“Every single one of them has been talking in the last few weeks about how strategically important Alaska is,” Sullivan said to the Army panel.
Sullivan and Young each referenced the late Army Brig. Gen. William “Billy” Mitchell, who is quoted as saying, “He who controls Alaska controls the world.”
The benefits of the state’s location are undeniable. Ted Stevens Anchorage International Airport has become a global cargo hub because it is less than 10 hours by jumbo jet from 90 percent of the industrialized world. Alaskans tried to make sure that position is not lost on the military.

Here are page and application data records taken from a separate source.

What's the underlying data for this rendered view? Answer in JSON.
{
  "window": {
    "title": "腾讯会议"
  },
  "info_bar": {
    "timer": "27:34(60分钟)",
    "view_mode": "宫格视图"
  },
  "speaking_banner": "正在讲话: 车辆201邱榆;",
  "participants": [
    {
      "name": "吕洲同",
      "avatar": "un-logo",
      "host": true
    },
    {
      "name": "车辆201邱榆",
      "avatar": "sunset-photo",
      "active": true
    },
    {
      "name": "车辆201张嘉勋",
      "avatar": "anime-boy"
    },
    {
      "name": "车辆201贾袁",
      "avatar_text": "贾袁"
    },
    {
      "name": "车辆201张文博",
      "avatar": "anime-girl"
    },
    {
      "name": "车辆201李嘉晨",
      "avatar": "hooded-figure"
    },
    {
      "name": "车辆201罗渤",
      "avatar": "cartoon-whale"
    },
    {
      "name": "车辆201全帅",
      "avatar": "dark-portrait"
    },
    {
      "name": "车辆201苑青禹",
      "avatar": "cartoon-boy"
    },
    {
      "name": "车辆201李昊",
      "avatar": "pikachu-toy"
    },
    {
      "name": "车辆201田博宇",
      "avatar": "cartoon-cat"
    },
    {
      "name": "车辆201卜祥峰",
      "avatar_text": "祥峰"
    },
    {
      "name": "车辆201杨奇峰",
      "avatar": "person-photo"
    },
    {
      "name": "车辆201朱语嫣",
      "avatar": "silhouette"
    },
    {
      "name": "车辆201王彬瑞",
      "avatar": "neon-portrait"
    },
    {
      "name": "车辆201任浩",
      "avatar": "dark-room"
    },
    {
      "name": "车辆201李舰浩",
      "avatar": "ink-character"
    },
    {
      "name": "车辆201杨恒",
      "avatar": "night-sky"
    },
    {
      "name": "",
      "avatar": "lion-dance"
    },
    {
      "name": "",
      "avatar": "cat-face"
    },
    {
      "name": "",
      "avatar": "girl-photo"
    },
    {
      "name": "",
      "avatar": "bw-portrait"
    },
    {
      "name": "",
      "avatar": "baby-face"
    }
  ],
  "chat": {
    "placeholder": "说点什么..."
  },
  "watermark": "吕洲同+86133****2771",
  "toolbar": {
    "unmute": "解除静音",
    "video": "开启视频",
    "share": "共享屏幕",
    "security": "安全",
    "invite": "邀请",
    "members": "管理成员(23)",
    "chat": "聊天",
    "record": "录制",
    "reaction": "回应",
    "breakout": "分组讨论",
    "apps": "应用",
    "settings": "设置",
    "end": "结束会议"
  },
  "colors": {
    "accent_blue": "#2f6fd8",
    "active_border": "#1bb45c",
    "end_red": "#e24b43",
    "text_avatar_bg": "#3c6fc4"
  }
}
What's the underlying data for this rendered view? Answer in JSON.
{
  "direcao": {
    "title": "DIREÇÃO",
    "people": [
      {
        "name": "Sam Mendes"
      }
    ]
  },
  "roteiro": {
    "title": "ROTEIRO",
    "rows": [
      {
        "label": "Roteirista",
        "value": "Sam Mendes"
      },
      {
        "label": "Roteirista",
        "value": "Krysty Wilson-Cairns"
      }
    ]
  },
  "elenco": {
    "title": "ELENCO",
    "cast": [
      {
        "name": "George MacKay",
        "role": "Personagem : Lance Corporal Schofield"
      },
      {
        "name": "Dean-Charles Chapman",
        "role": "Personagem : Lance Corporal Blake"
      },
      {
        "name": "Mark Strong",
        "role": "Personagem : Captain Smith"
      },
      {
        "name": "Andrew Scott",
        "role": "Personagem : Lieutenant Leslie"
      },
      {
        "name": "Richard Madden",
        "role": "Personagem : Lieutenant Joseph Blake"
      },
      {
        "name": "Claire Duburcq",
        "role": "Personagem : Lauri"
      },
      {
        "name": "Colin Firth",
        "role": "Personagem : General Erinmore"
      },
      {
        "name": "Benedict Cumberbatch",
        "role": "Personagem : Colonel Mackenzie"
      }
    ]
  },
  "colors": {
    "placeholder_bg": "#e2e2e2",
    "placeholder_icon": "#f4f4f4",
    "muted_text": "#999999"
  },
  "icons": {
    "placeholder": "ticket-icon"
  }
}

Earlier on Feb. 23, Anchorage City Manager and retired Army officer George Vakalis noted during an Anchorage Chamber of Commerce event that Alaska’s installations are less than 12 hours from areas of international concern as far away as Afghanistan.
Vakalis focused his remarks on the advantages Alaska provides rather than the negative socio-economic impact the force losses would have because pain will be felt wherever troops are pulled across the country, he said.
He noted that troops can be moved between forts Richardson and Wainwright via two road routes and rail and that the Port of Anchorage — a strategic Department of Defense port — is “contiguous” with JBER.
Alaska’s congressional delegation members and Vakalis all highlighted the 1.5 million acres of training grounds the state affords military forces. On top of that, Arctic training opportunities are limited elsewhere and the lessons learned can be taken worldwide, Sullivan and Vakalis said.
“The principles applied to keeping soldiers alive in the Arctic apply to keeping soldiers alive in the desert,” Vakalis said. “Our troops here in Alaska can be sent worldwide. I’ve seen it; I’ve experienced it.”
Lt. Gov. Mallott drove home the point that military personnel stationed in Alaska stay here after their service is up. The state’s veteran population is growing 5 percent annually, he said.
Chugiak-Eagle River Chamber of Commerce Executive Director Susan Gorski said census data reflects former and current military feel about the Anchorage suburbs.
“We are a hometown close to the bases. We are a great, family-friendly community,” Gorski said. “People have discovered that, and military people are staying here. The veterans numbers are quite stunning.”
According to the 2010 census, 6 percent of the area’s workforce is active military and 21 percent of its total population of about 35,000 are veterans.
The prospect of Army force reductions comes less than a year-and-a-half after the Air Force announced it had abandoned a plan to relocate a fighter squadron from Eielson Air Force Base in Fairbanks to JBER in Anchorage. The congressional delegation and leaders from both communities campaigned against the plan because of the economic toll it would take on the Fairbanks area and the added stress 1,500 more residents would put on Anchorage’s already limited housing market.
Since, the Air Force has announced Eielson is a likely place for two new F-35 fighter squadrons, which could add some 2,000 residents to the area in the coming years.
Elwood Brehmer can be reached at [email protected].